Lebanon still bears the weight of its long (1975 to 1990) and economically devastating civil war. During the last years of the war, from 1988 through 1990, the Lebanese economy contracted minus 83.8 percent according to International Monetary Fund (IMF) statistics.
The graph above, which plots Lebanon's Coincident Indicator of economic activity, shows the economic impact of the Hezbollah war with Israel just a year ago during July 2006 and August 2006. The Coincident Indicator declined 71.8 points from June 2006 through August 2006, almost minus 40 percent.
What must be fully appreciated, however, is that by November 2006, the Coincident Indicator had recovered much of its value and stood at 180.8 points. And by March 2007, the Coincident Indicator was 185.5 points, according to the Bank of Lebanon's June 18, 2007 Monthly Statistical Bulletin.
The quick recovery of the Coincident Indicator has much to say, first of all, about Lebanon's resilience, and it also points to something not mentioned in the recent gloomy coverage of the obviously dangerous political situation.
A certain acknowledgement must be given to the existence of an economic infrastructure in Lebanon made up of not just survivable, though now weakened, institutions, but also of a long tradition of banking and commerce. This tradition persists in the generations old social and business connections among Lebanon's elite bankers and merchants.

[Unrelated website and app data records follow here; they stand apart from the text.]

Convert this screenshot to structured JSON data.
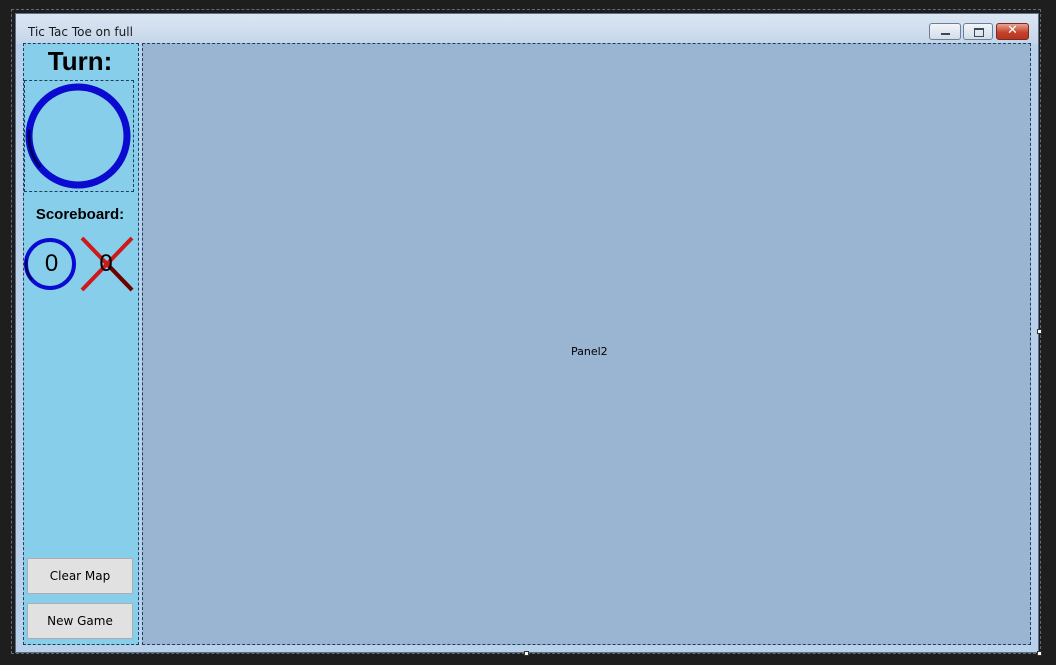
{
  "window": {
    "title": "Tic Tac Toe on full",
    "minimize_icon": "minimize-icon",
    "maximize_icon": "maximize-icon",
    "close_icon": "close-icon",
    "close_glyph": "✕"
  },
  "sidebar": {
    "turn_label": "Turn:",
    "current_turn_icon": "o-icon",
    "scoreboard_label": "Scoreboard:",
    "score_o": "0",
    "score_x": "0",
    "clear_map_label": "Clear Map",
    "new_game_label": "New Game"
  },
  "panel2": {
    "label": "Panel2"
  },
  "colors": {
    "sidebar_bg": "#87ceeb",
    "panel_bg": "#9ab5d2",
    "o_color": "#0000cd",
    "x_color": "#d01818"
  }
}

This hard to quantify social infrastructure served Lebanon well after the civil war helping the country with its relatively quick...